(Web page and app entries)
^^^^

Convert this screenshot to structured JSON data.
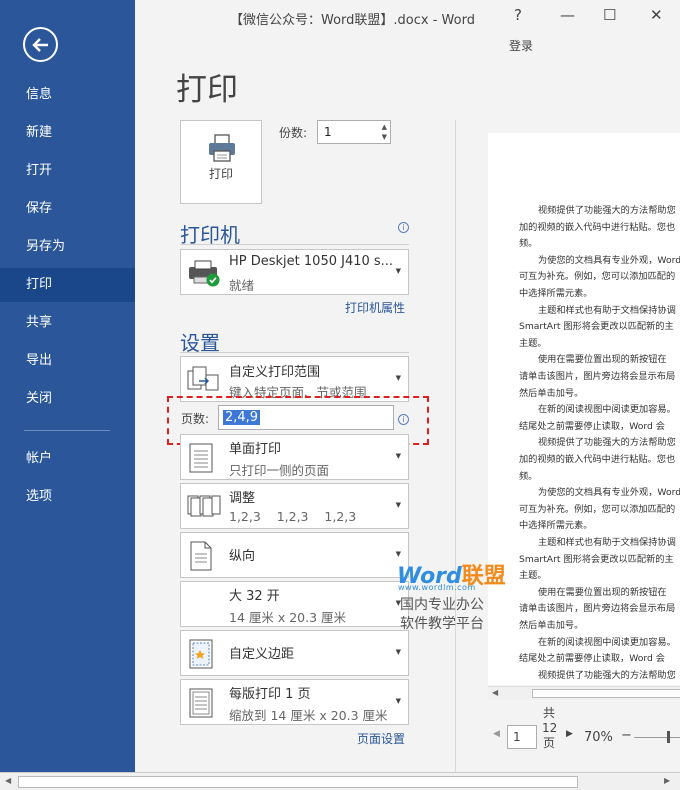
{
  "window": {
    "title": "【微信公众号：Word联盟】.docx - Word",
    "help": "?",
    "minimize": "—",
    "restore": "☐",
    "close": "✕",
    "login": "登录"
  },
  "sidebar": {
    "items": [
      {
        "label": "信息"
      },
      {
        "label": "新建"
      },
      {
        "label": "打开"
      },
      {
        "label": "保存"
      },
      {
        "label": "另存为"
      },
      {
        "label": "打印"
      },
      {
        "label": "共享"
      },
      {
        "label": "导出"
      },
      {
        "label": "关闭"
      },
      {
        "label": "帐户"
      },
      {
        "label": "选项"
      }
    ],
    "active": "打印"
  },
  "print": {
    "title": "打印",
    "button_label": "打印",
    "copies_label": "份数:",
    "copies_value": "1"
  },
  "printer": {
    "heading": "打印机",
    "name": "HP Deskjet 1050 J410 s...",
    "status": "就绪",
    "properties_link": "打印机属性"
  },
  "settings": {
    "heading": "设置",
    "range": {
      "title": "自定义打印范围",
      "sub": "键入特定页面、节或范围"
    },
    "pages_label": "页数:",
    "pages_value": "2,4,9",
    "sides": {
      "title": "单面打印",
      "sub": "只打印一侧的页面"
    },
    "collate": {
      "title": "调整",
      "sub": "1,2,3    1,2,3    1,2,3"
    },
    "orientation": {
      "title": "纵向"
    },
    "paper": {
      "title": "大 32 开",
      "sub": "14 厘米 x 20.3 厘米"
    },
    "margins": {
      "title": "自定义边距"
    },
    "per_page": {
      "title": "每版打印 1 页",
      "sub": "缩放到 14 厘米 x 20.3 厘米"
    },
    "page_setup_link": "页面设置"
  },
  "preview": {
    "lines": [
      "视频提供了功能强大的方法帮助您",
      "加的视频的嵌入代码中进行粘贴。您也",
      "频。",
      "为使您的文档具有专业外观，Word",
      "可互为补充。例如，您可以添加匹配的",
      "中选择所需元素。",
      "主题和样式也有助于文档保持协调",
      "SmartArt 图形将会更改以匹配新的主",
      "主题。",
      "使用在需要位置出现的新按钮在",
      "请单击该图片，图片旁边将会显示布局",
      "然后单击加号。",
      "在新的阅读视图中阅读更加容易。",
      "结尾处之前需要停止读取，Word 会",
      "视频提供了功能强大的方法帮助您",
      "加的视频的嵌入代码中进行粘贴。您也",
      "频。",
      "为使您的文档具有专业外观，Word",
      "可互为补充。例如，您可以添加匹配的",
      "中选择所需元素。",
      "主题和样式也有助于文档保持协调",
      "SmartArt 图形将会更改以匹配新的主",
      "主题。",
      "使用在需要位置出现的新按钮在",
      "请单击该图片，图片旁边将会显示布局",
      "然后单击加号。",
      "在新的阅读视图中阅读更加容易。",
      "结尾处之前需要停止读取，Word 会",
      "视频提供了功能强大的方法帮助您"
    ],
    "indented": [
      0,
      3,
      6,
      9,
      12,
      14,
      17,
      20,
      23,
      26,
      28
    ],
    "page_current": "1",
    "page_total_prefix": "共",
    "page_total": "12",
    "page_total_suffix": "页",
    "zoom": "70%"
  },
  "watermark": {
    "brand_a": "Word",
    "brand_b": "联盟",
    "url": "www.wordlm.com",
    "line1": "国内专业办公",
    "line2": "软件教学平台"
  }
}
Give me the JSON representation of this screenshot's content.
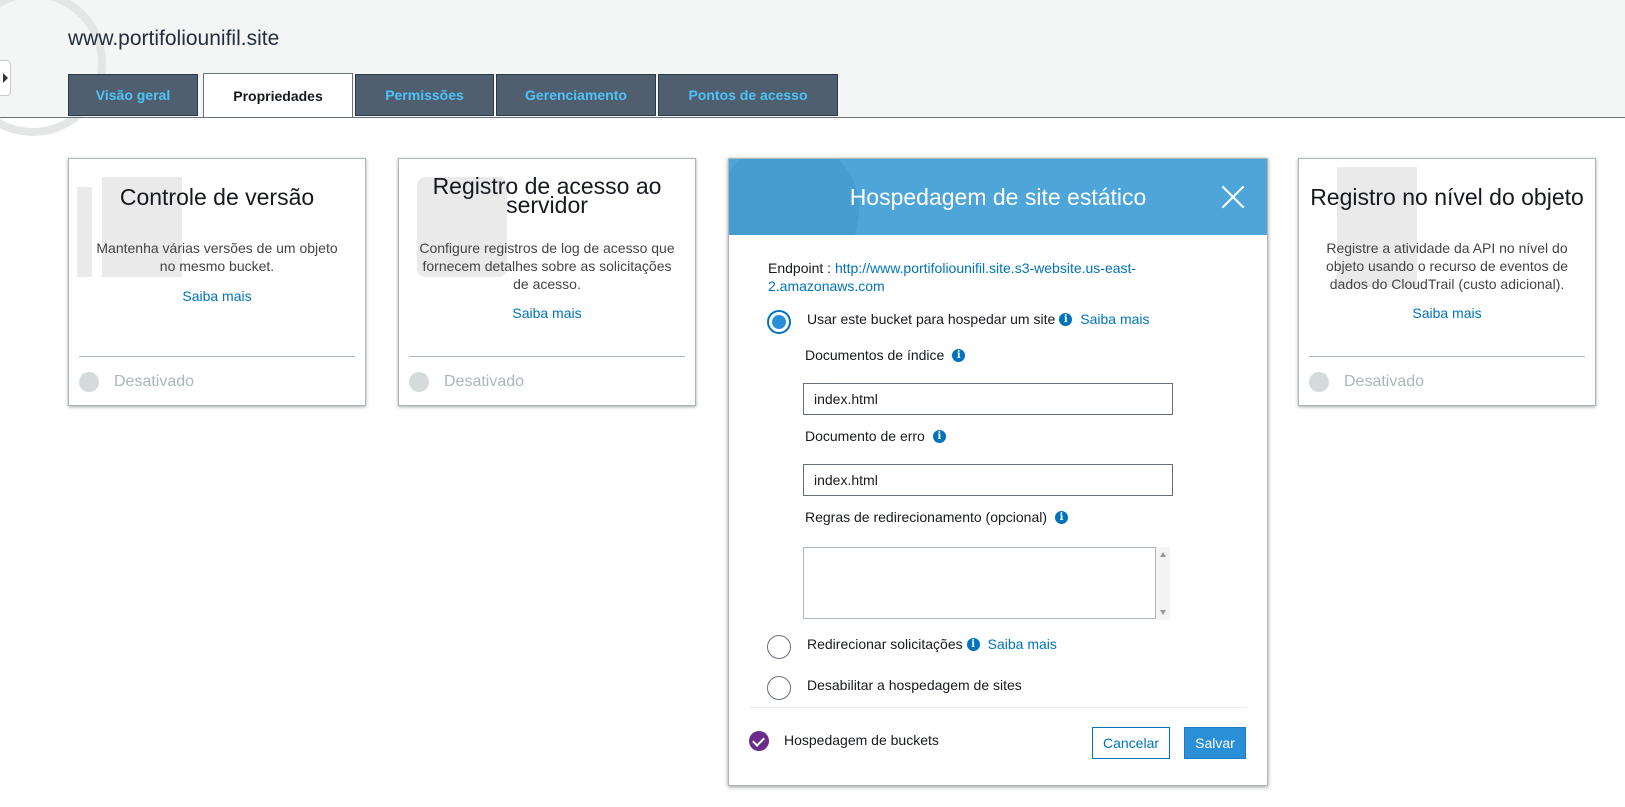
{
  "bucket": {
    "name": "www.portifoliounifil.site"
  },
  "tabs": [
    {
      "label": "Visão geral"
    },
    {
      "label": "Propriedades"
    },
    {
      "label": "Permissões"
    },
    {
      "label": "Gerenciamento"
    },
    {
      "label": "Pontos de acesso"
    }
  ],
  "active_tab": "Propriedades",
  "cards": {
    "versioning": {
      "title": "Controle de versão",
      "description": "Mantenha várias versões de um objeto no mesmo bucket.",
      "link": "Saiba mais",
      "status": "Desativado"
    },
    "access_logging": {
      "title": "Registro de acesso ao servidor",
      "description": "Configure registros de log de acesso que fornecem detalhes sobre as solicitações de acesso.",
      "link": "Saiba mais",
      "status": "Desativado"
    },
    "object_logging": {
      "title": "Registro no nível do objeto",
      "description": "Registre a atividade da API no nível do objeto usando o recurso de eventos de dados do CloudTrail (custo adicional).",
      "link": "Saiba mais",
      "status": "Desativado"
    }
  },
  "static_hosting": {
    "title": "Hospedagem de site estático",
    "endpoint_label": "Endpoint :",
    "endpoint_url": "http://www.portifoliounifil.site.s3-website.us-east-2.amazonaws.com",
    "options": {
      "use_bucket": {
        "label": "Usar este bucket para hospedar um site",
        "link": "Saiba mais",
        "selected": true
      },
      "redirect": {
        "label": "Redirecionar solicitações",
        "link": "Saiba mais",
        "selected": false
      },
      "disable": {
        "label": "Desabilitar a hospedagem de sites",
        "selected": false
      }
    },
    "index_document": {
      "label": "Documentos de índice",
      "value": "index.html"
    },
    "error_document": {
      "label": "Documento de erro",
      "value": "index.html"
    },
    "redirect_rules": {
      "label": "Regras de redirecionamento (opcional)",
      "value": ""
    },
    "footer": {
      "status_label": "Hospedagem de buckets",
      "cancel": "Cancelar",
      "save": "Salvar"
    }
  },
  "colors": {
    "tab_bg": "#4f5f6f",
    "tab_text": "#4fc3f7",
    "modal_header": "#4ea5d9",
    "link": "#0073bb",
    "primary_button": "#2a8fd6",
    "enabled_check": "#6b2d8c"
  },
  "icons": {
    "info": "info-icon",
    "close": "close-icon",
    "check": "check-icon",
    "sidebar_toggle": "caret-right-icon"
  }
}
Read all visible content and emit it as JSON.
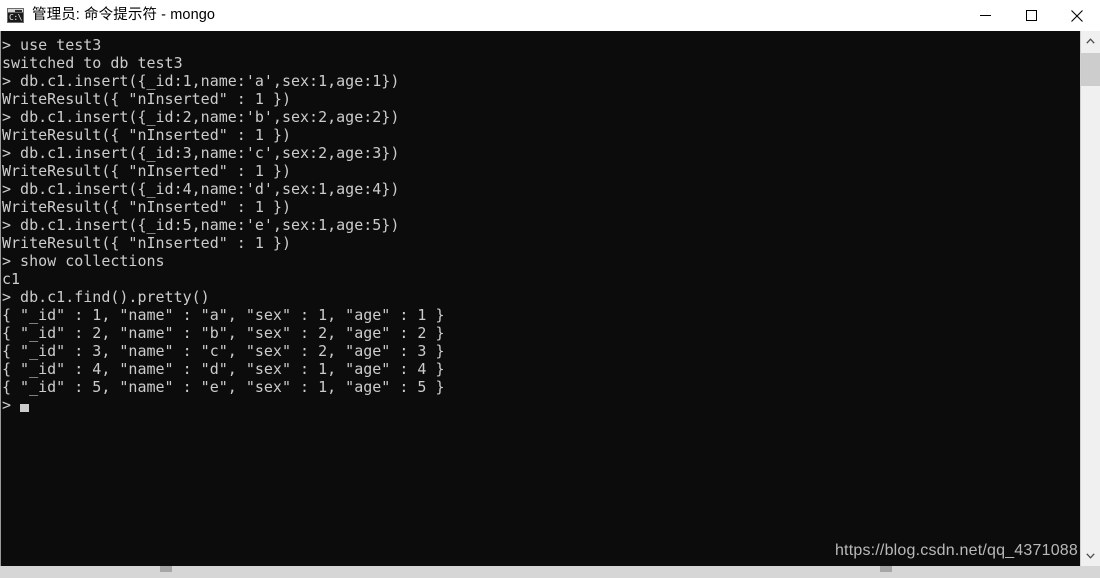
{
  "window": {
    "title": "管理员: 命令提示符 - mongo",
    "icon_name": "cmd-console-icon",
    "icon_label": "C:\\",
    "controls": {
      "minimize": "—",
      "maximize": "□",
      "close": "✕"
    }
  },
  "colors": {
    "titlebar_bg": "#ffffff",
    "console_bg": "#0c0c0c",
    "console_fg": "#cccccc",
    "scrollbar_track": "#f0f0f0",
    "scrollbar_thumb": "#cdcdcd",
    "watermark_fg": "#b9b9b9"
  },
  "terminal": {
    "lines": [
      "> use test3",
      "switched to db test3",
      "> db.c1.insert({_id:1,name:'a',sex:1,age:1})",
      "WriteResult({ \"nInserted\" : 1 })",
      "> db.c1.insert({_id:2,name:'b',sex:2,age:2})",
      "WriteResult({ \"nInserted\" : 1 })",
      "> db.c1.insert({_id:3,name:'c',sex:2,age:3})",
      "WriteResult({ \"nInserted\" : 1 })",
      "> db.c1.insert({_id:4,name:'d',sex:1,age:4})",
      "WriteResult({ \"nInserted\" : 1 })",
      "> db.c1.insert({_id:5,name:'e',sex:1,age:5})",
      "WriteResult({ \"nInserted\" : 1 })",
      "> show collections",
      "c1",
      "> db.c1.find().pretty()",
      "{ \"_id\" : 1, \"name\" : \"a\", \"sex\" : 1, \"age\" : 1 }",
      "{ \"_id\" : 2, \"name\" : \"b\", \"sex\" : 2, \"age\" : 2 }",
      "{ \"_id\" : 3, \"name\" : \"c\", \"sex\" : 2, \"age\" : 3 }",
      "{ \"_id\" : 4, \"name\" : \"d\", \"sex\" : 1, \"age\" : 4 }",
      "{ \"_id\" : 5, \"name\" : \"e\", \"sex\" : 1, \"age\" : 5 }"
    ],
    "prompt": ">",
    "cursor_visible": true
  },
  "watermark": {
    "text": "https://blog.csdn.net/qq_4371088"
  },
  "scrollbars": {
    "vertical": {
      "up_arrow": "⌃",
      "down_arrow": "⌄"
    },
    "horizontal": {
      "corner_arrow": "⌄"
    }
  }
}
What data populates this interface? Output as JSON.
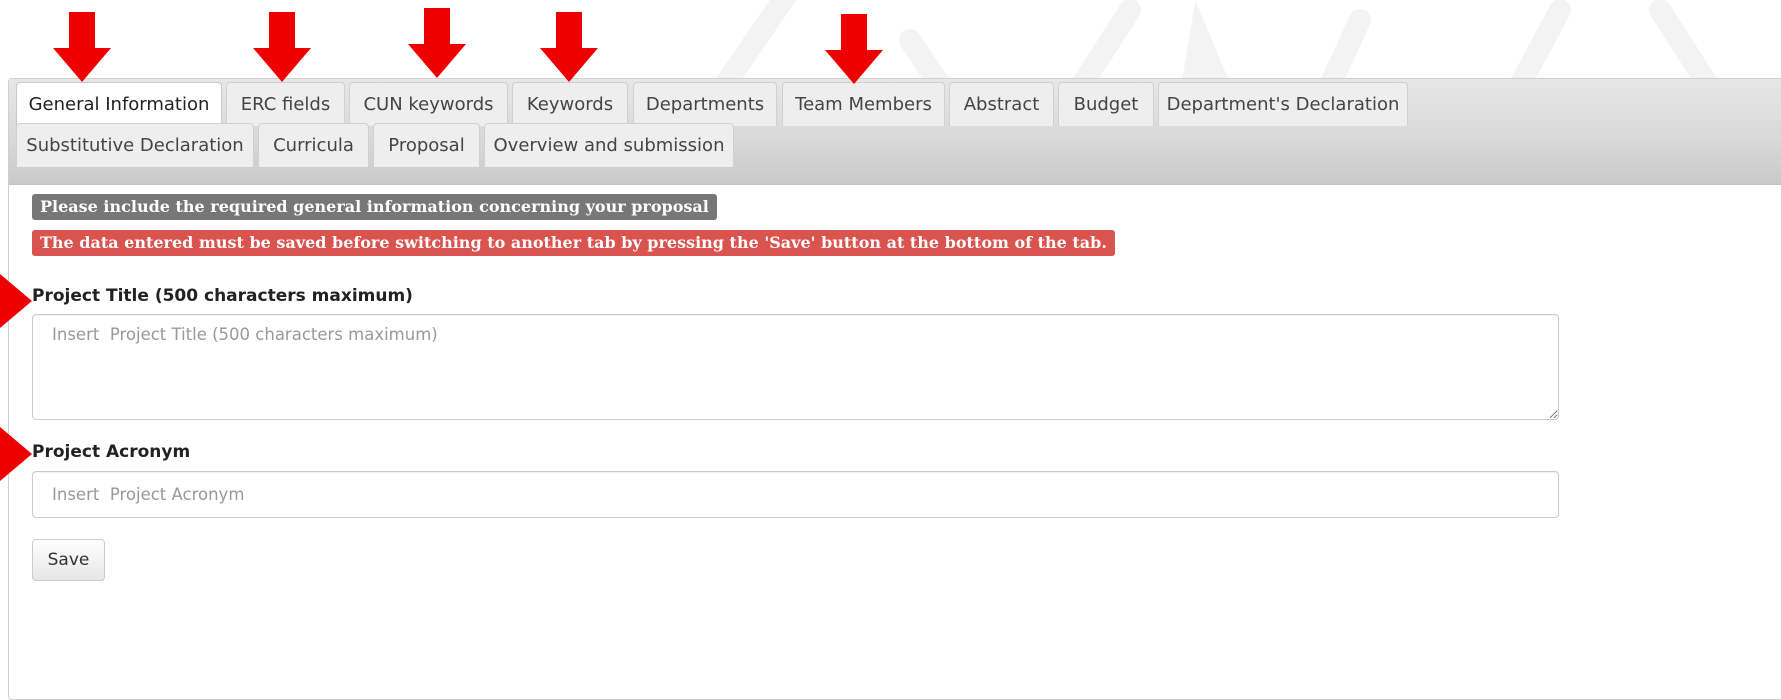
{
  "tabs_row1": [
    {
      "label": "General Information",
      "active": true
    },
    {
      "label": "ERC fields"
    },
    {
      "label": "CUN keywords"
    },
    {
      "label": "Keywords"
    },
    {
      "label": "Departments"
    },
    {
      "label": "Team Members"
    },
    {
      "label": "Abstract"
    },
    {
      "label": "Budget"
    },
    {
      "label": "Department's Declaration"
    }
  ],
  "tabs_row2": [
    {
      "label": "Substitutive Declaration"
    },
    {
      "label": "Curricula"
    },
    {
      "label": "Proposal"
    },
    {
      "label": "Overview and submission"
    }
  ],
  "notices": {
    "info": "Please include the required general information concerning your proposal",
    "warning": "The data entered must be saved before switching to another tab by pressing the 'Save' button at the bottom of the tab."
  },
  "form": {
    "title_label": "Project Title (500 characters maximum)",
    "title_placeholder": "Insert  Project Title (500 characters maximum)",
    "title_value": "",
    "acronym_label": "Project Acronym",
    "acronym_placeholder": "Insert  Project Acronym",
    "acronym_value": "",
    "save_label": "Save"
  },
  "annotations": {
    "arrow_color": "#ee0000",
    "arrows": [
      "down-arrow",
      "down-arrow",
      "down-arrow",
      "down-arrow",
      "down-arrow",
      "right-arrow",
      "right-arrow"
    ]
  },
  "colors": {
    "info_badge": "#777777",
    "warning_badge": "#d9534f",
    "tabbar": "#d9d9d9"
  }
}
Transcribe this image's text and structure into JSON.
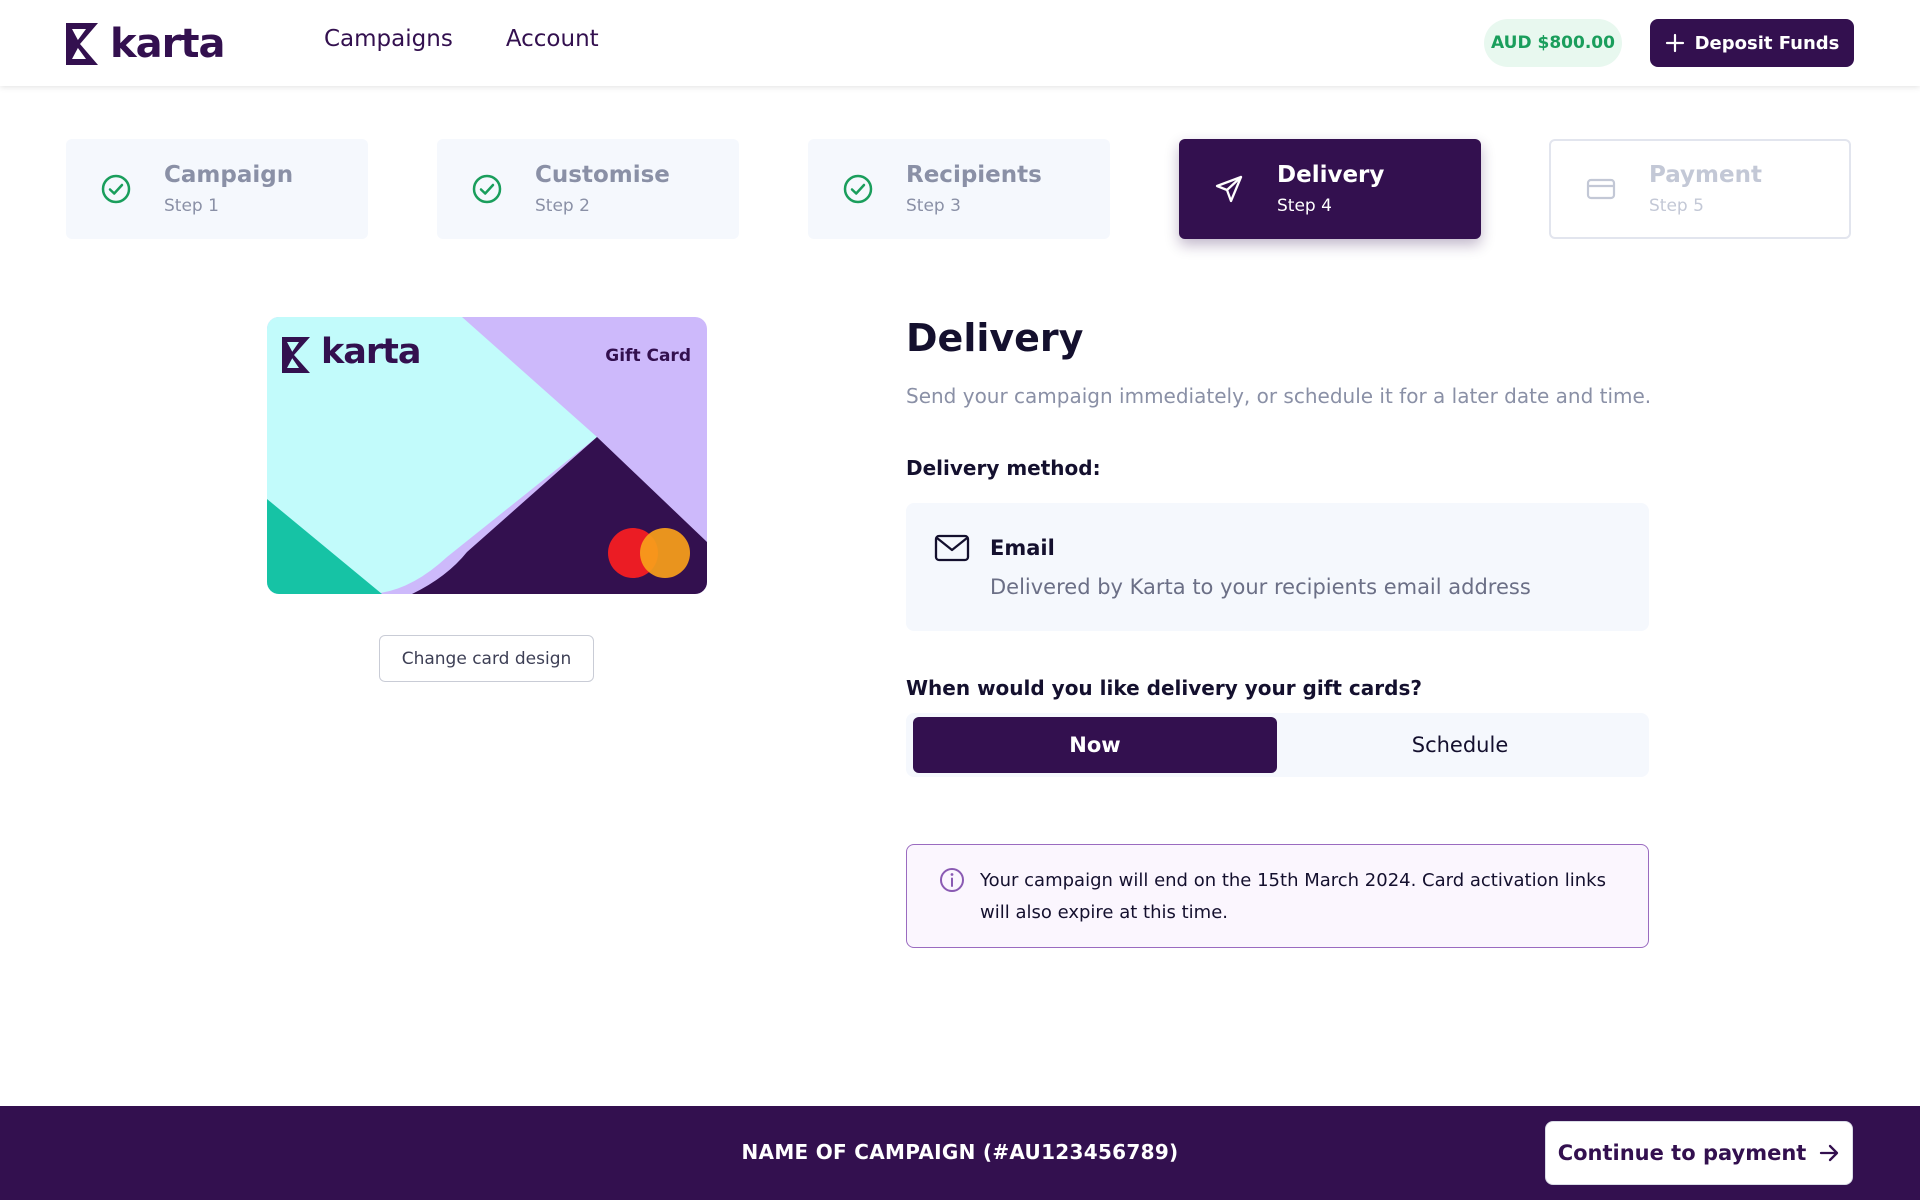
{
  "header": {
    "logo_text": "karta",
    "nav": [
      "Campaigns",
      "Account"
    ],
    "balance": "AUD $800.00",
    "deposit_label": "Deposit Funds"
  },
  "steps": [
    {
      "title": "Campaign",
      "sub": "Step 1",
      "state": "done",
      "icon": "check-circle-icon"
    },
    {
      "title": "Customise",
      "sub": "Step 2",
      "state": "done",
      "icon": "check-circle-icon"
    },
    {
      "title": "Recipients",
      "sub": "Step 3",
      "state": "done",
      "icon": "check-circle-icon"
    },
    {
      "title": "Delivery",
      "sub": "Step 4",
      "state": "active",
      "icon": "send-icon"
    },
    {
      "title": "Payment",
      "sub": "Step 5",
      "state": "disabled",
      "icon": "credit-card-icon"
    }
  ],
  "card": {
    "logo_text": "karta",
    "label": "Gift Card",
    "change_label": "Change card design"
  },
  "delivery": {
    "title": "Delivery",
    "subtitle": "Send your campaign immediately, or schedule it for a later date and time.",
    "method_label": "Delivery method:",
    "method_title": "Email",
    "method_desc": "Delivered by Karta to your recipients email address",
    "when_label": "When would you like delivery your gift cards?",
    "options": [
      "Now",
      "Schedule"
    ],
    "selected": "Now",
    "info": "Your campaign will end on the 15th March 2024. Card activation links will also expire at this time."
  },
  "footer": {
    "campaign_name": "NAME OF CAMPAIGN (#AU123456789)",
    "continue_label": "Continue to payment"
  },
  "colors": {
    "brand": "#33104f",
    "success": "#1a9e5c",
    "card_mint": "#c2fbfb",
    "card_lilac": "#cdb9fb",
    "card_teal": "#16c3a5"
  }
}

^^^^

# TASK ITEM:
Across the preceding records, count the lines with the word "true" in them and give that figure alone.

# EXERCISE RESPONSE:
3